╭─ Data for analysis

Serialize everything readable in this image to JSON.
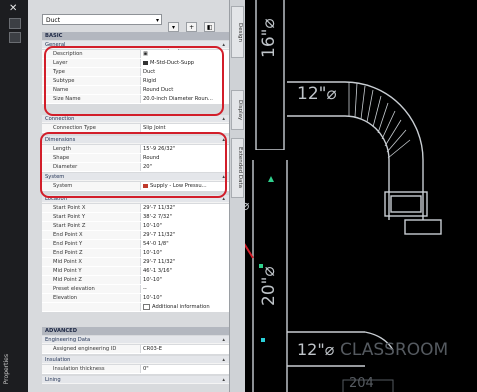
{
  "palette": {
    "close_glyph": "✕",
    "vertical_title": "Properties",
    "top_combo_value": "Duct",
    "top_icons": [
      "▾",
      "+",
      "◧",
      "▦"
    ],
    "tabs": [
      "Design",
      "Display",
      "Extended Data"
    ],
    "basic_header": "BASIC",
    "advanced_header": "ADVANCED",
    "categories": {
      "general": "General",
      "connection": "Connection",
      "dimensions": "Dimensions",
      "system": "System",
      "location": "Location",
      "engineering": "Engineering Data",
      "insulation": "Insulation",
      "lining": "Lining"
    },
    "general": [
      {
        "name": "Description",
        "value": "▣"
      },
      {
        "name": "Layer",
        "value": "M-Std-Duct-Supp"
      },
      {
        "name": "Type",
        "value": "Duct"
      },
      {
        "name": "Subtype",
        "value": "Rigid"
      },
      {
        "name": "Name",
        "value": "Round Duct"
      },
      {
        "name": "Size Name",
        "value": "20.0-inch Diameter Roun..."
      }
    ],
    "connection": [
      {
        "name": "Connection Type",
        "value": "Slip Joint"
      }
    ],
    "dimensions": [
      {
        "name": "Length",
        "value": "15'-9 26/32\""
      },
      {
        "name": "Shape",
        "value": "Round"
      },
      {
        "name": "Diameter",
        "value": "20\""
      }
    ],
    "system": [
      {
        "name": "System",
        "value": "Supply - Low Pressu..."
      }
    ],
    "location": [
      {
        "name": "Start Point X",
        "value": "29'-7 11/32\""
      },
      {
        "name": "Start Point Y",
        "value": "38'-2 7/32\""
      },
      {
        "name": "Start Point Z",
        "value": "10'-10\""
      },
      {
        "name": "End Point X",
        "value": "29'-7 11/32\""
      },
      {
        "name": "End Point Y",
        "value": "54'-0 1/8\""
      },
      {
        "name": "End Point Z",
        "value": "10'-10\""
      },
      {
        "name": "Mid Point X",
        "value": "29'-7 11/32\""
      },
      {
        "name": "Mid Point Y",
        "value": "46'-1 3/16\""
      },
      {
        "name": "Mid Point Z",
        "value": "10'-10\""
      },
      {
        "name": "Preset elevation",
        "value": "--"
      },
      {
        "name": "Elevation",
        "value": "10'-10\""
      },
      {
        "name": "",
        "value": "Additional information"
      }
    ],
    "engineering": [
      {
        "name": "Assigned engineering ID",
        "value": "CR03-E"
      }
    ],
    "insulation": [
      {
        "name": "Insulation thickness",
        "value": "0\""
      }
    ]
  },
  "drawing": {
    "label_top": "16\"⌀",
    "label_mid": "12\"⌀",
    "label_bottom": "20\"⌀",
    "label_left": "⌀",
    "label_lower": "12\"⌀",
    "room_label": "CLASSROOM",
    "room_number": "204"
  },
  "colors": {
    "highlight": "#d21e2a",
    "arrow": "#d21e2a",
    "duct_lines": "#c9ced3",
    "grip_green": "#2fd08c",
    "grip_cyan": "#2ad0d8"
  }
}
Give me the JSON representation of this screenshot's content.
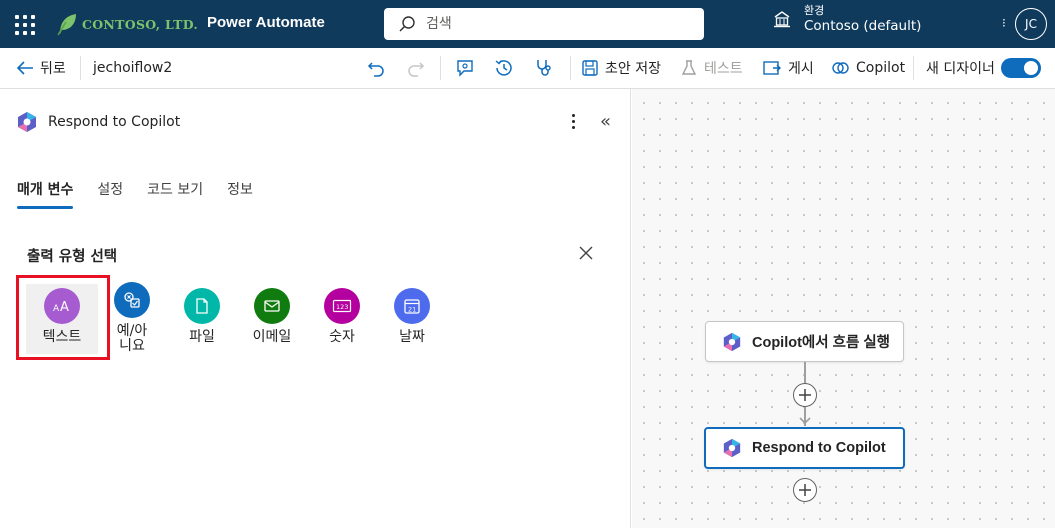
{
  "header": {
    "brand": "CONTOSO, LTD.",
    "product": "Power Automate",
    "search_placeholder": "검색",
    "env_label": "환경",
    "env_name": "Contoso (default)",
    "more_glyph": "⁝",
    "avatar_initials": "JC"
  },
  "toolbar": {
    "back_label": "뒤로",
    "flow_name": "jechoiflow2",
    "save_draft_label": "초안 저장",
    "test_label": "테스트",
    "publish_label": "게시",
    "copilot_label": "Copilot",
    "new_designer_label": "새 디자이너",
    "new_designer_on": true
  },
  "panel": {
    "title": "Respond to Copilot",
    "tabs": [
      {
        "label": "매개 변수",
        "active": true
      },
      {
        "label": "설정",
        "active": false
      },
      {
        "label": "코드 보기",
        "active": false
      },
      {
        "label": "정보",
        "active": false
      }
    ],
    "section_title": "출력 유형 선택",
    "output_types": [
      {
        "label": "텍스트",
        "color": "#a65bd1",
        "icon": "text-icon",
        "selected": true
      },
      {
        "label": "예/아니요",
        "color": "#0f6cbd",
        "icon": "yes-no-icon",
        "selected": false
      },
      {
        "label": "파일",
        "color": "#00b7a8",
        "icon": "file-icon",
        "selected": false
      },
      {
        "label": "이메일",
        "color": "#107c10",
        "icon": "email-icon",
        "selected": false
      },
      {
        "label": "숫자",
        "color": "#b4009e",
        "icon": "number-icon",
        "selected": false
      },
      {
        "label": "날짜",
        "color": "#4f6bed",
        "icon": "date-icon",
        "selected": false
      }
    ]
  },
  "canvas": {
    "nodes": [
      {
        "label": "Copilot에서 흐름 실행",
        "selected": false
      },
      {
        "label": "Respond to Copilot",
        "selected": true
      }
    ]
  }
}
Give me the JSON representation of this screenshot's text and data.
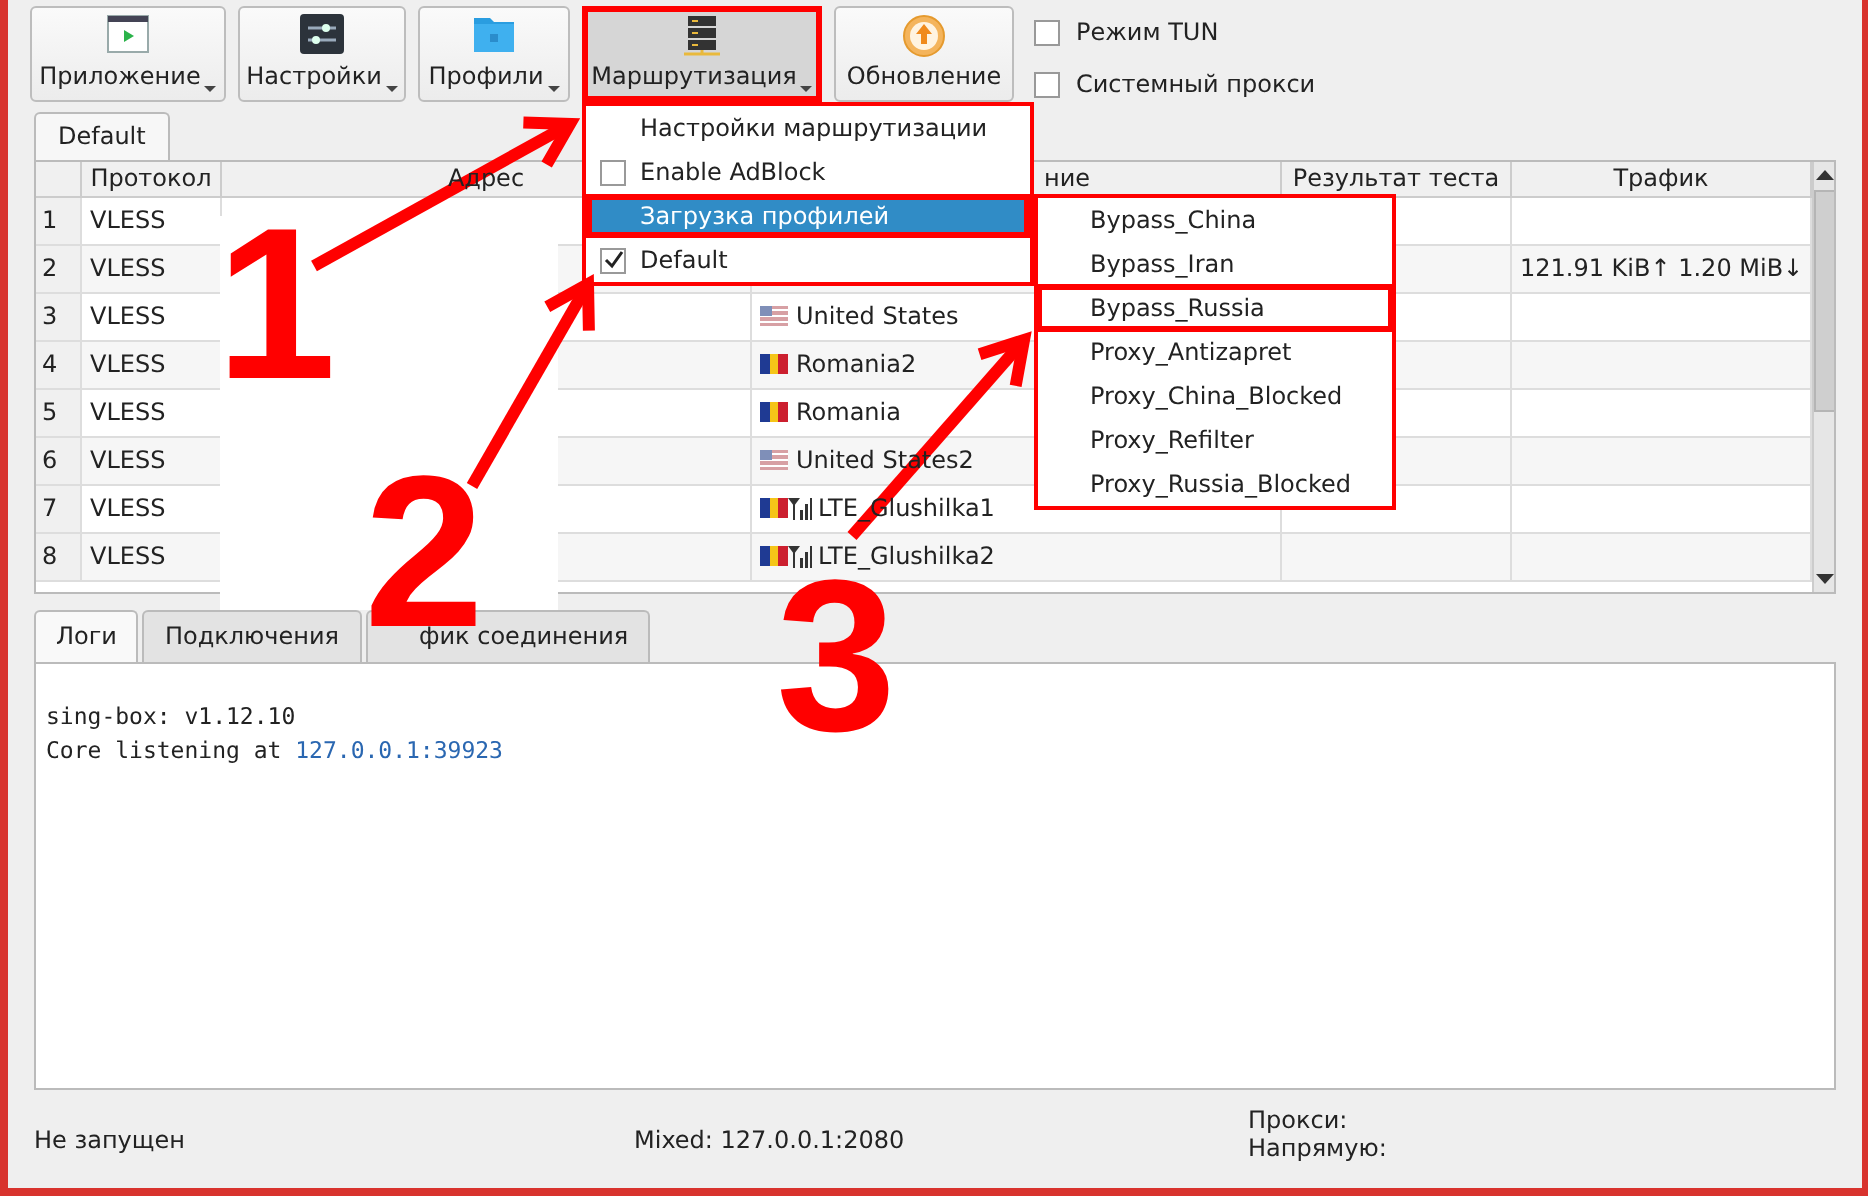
{
  "toolbar": {
    "buttons": [
      {
        "label": "Приложение",
        "menu": true,
        "pressed": false,
        "kind": "app"
      },
      {
        "label": "Настройки",
        "menu": true,
        "pressed": false,
        "kind": "settings"
      },
      {
        "label": "Профили",
        "menu": true,
        "pressed": false,
        "kind": "folder"
      },
      {
        "label": "Маршрутизация",
        "menu": true,
        "pressed": true,
        "kind": "servers"
      },
      {
        "label": "Обновление",
        "menu": false,
        "pressed": false,
        "kind": "update"
      }
    ],
    "checkboxes": [
      {
        "label": "Режим TUN",
        "checked": false
      },
      {
        "label": "Системный прокси",
        "checked": false
      }
    ]
  },
  "group_tabs": [
    {
      "label": "Default",
      "selected": true
    }
  ],
  "table": {
    "columns": [
      "Протокол",
      "Адрес",
      "ние",
      "Результат теста",
      "Трафик"
    ],
    "rows": [
      {
        "number": "1",
        "protocol": "VLESS"
      },
      {
        "number": "2",
        "protocol": "VLESS",
        "traffic": "121.91 KiB↑ 1.20 MiB↓"
      },
      {
        "number": "3",
        "protocol": "VLESS",
        "name": "United States",
        "kind": "us"
      },
      {
        "number": "4",
        "protocol": "VLESS",
        "name": "Romania2",
        "kind": "ro"
      },
      {
        "number": "5",
        "protocol": "VLESS",
        "name": "Romania",
        "kind": "ro"
      },
      {
        "number": "6",
        "protocol": "VLESS",
        "name": "United States2",
        "kind": "us"
      },
      {
        "number": "7",
        "protocol": "VLESS",
        "name": "LTE_Glushilka1",
        "kind": "lte"
      },
      {
        "number": "8",
        "protocol": "VLESS",
        "name": "LTE_Glushilka2",
        "kind": "lte"
      }
    ]
  },
  "routing_menu": {
    "items": [
      {
        "kind": "action",
        "label": "Настройки маршрутизации"
      },
      {
        "kind": "checkbox",
        "label": "Enable AdBlock",
        "checked": false
      },
      {
        "kind": "submenu",
        "label": "Загрузка профилей",
        "selected": true
      },
      {
        "kind": "checkbox",
        "label": "Default",
        "checked": true
      }
    ]
  },
  "profiles_submenu": {
    "items": [
      "Bypass_China",
      "Bypass_Iran",
      "Bypass_Russia",
      "Proxy_Antizapret",
      "Proxy_China_Blocked",
      "Proxy_Refilter",
      "Proxy_Russia_Blocked"
    ]
  },
  "log_tabs": [
    {
      "label": "Логи",
      "selected": true
    },
    {
      "label": "Подключения",
      "selected": false
    },
    {
      "label": "фик соединения",
      "selected": false
    }
  ],
  "log": {
    "lines": [
      {
        "text": "sing-box: v1.12.10"
      },
      {
        "text": "Core listening at ",
        "link": "127.0.0.1:39923"
      }
    ]
  },
  "status_bar": {
    "state": "Не запущен",
    "mixed": "Mixed: 127.0.0.1:2080",
    "proxy": "Прокси:",
    "direct": "Напрямую:"
  },
  "annotations": {
    "steps": [
      "1",
      "2",
      "3"
    ]
  }
}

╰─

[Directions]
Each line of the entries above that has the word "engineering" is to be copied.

[Solution below]
      "engineering": "Engineering Data",
    "engineering": [
        "name": "Assigned engineering ID",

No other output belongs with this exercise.